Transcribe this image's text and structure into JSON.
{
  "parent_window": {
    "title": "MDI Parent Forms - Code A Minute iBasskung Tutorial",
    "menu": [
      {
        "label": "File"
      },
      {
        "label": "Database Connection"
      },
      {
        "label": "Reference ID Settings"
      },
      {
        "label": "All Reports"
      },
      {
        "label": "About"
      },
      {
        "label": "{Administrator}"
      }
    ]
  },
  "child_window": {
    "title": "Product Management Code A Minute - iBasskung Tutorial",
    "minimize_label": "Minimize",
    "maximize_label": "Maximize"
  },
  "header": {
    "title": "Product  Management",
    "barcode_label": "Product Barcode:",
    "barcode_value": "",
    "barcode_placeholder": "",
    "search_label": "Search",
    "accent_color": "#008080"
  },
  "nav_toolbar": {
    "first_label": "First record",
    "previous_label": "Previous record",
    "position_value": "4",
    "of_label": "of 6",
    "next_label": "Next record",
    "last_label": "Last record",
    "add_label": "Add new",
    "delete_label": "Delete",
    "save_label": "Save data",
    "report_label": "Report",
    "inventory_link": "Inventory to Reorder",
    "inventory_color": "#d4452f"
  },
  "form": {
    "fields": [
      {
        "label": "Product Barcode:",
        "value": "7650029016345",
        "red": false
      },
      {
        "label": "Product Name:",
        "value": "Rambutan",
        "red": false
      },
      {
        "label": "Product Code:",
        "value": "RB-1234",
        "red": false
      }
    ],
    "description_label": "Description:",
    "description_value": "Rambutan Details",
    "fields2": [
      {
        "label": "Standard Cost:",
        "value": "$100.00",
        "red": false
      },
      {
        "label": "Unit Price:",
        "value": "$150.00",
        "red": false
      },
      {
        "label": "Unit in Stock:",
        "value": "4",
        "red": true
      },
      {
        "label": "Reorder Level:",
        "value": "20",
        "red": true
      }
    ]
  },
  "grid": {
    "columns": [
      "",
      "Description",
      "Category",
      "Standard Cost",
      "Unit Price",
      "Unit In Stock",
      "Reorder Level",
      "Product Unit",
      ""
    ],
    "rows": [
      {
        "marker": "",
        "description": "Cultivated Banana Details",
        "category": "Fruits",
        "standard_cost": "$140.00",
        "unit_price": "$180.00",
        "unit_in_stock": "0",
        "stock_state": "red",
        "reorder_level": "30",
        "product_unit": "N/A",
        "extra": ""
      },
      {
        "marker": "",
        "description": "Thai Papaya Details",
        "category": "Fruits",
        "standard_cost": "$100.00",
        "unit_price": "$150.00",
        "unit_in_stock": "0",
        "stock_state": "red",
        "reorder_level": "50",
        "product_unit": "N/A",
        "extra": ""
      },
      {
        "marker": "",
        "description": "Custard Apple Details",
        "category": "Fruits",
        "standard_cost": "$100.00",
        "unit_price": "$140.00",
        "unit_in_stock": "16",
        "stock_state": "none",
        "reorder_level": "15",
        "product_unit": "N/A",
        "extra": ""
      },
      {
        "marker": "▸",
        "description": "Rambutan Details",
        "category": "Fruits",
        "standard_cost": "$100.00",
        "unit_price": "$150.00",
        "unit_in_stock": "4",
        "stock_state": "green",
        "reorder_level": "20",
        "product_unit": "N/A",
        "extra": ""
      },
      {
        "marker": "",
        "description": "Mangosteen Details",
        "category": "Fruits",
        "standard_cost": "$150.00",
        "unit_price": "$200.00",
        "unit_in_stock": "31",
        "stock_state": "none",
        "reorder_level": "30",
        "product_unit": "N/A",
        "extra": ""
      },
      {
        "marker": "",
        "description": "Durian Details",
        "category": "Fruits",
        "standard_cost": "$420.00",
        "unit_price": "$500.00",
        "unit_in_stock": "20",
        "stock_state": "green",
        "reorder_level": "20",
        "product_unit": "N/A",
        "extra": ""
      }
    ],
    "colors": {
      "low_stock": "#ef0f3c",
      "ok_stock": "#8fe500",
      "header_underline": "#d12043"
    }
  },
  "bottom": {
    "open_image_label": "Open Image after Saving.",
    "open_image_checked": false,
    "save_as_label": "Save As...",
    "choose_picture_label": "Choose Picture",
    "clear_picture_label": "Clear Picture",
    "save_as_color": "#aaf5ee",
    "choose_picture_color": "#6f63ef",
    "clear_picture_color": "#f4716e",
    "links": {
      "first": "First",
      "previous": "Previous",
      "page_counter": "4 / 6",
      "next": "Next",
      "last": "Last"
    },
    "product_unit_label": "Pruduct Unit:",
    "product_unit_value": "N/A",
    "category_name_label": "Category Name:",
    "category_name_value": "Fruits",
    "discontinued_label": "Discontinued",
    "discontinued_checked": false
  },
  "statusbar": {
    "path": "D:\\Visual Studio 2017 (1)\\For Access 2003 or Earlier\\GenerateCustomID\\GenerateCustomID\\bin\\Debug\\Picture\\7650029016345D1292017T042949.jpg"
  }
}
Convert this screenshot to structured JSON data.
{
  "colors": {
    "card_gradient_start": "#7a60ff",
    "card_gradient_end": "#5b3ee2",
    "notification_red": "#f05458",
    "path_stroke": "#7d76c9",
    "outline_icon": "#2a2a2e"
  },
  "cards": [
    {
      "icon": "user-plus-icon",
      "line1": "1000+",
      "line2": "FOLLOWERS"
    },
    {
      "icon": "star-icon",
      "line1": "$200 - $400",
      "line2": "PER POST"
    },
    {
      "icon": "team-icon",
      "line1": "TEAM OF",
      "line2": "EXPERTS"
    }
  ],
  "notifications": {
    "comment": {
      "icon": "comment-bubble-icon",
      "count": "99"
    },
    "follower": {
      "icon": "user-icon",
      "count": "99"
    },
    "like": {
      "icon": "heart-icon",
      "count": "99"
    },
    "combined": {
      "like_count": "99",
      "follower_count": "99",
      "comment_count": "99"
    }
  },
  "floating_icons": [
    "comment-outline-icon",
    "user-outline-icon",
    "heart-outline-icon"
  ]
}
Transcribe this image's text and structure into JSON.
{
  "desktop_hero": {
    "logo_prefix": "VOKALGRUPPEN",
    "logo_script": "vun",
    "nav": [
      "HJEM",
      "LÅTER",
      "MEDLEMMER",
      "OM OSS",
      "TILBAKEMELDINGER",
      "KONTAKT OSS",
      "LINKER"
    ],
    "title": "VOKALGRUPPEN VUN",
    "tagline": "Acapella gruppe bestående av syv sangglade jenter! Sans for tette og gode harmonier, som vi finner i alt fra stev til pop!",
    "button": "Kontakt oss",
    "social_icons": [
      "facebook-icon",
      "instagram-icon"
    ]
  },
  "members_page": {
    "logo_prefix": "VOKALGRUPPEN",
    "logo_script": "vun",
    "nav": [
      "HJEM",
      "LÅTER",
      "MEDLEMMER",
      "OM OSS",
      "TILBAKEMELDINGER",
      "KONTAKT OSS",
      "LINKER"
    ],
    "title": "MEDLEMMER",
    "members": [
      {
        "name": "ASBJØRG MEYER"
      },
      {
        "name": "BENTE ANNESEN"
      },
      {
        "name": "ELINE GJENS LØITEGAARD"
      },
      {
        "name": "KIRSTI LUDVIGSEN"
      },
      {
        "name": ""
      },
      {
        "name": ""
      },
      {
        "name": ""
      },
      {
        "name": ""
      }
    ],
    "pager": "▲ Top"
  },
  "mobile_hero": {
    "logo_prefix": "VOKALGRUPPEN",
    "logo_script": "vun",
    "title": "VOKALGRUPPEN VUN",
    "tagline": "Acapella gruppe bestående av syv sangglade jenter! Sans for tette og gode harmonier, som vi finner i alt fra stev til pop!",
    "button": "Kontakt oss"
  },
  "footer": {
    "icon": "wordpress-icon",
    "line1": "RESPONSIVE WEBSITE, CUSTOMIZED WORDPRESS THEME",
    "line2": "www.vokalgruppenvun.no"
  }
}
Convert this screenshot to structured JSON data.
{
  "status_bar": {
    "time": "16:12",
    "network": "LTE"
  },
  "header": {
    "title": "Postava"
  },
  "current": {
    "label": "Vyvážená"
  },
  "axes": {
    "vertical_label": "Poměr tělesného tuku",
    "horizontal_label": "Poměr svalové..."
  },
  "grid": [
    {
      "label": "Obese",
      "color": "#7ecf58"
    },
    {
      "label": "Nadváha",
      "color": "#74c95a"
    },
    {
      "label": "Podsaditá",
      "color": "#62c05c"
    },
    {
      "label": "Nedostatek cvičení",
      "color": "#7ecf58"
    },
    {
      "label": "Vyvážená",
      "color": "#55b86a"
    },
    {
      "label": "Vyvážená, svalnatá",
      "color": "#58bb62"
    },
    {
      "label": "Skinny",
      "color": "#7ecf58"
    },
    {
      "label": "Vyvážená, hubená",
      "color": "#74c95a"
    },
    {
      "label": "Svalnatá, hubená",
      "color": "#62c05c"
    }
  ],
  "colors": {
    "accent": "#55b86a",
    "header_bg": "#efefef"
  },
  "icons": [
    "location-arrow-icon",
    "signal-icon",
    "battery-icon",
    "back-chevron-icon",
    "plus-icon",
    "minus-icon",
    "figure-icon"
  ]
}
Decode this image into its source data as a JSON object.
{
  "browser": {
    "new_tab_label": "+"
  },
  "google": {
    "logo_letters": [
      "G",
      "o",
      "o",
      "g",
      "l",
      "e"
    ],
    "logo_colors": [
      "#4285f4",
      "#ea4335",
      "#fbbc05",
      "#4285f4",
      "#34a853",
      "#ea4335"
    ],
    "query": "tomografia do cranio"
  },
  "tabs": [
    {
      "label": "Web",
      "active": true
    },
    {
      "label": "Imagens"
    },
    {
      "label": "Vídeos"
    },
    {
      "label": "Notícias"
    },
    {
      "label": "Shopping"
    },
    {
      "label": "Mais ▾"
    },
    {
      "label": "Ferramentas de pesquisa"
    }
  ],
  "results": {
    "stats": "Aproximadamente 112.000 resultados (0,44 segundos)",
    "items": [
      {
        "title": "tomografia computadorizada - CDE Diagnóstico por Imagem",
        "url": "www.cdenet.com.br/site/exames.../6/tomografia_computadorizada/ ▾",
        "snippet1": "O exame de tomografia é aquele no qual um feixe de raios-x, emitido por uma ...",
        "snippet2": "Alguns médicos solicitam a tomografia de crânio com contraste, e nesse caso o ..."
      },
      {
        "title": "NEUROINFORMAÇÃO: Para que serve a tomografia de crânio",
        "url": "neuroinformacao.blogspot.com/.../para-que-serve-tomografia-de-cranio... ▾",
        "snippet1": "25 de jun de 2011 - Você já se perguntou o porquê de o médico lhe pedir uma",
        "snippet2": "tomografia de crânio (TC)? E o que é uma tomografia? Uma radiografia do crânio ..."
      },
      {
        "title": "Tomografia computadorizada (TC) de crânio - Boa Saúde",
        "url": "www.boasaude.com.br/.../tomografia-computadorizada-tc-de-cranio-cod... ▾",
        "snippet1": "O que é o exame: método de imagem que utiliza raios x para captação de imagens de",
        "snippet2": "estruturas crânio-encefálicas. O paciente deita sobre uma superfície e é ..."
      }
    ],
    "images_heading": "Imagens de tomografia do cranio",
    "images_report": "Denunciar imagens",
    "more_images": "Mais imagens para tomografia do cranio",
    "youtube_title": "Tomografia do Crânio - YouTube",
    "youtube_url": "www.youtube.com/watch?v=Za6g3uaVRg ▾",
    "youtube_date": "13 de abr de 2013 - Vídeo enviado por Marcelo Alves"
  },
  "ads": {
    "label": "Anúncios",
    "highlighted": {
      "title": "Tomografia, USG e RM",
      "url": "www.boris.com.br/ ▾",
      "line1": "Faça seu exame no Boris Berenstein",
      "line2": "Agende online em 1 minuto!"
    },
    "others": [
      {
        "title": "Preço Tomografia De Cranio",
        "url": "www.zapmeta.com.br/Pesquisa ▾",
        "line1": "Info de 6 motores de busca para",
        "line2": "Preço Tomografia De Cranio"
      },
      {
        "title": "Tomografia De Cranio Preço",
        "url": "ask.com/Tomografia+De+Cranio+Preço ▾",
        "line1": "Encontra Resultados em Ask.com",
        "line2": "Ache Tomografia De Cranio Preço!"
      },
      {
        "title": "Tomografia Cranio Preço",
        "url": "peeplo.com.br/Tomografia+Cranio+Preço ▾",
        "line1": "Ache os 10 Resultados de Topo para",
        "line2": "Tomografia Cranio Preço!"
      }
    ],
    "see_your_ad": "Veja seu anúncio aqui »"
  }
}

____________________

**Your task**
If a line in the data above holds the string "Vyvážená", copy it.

**Exercise response**
    "label": "Vyvážená"
      "label": "Vyvážená",
      "label": "Vyvážená, svalnatá",
      "label": "Vyvážená, hubená",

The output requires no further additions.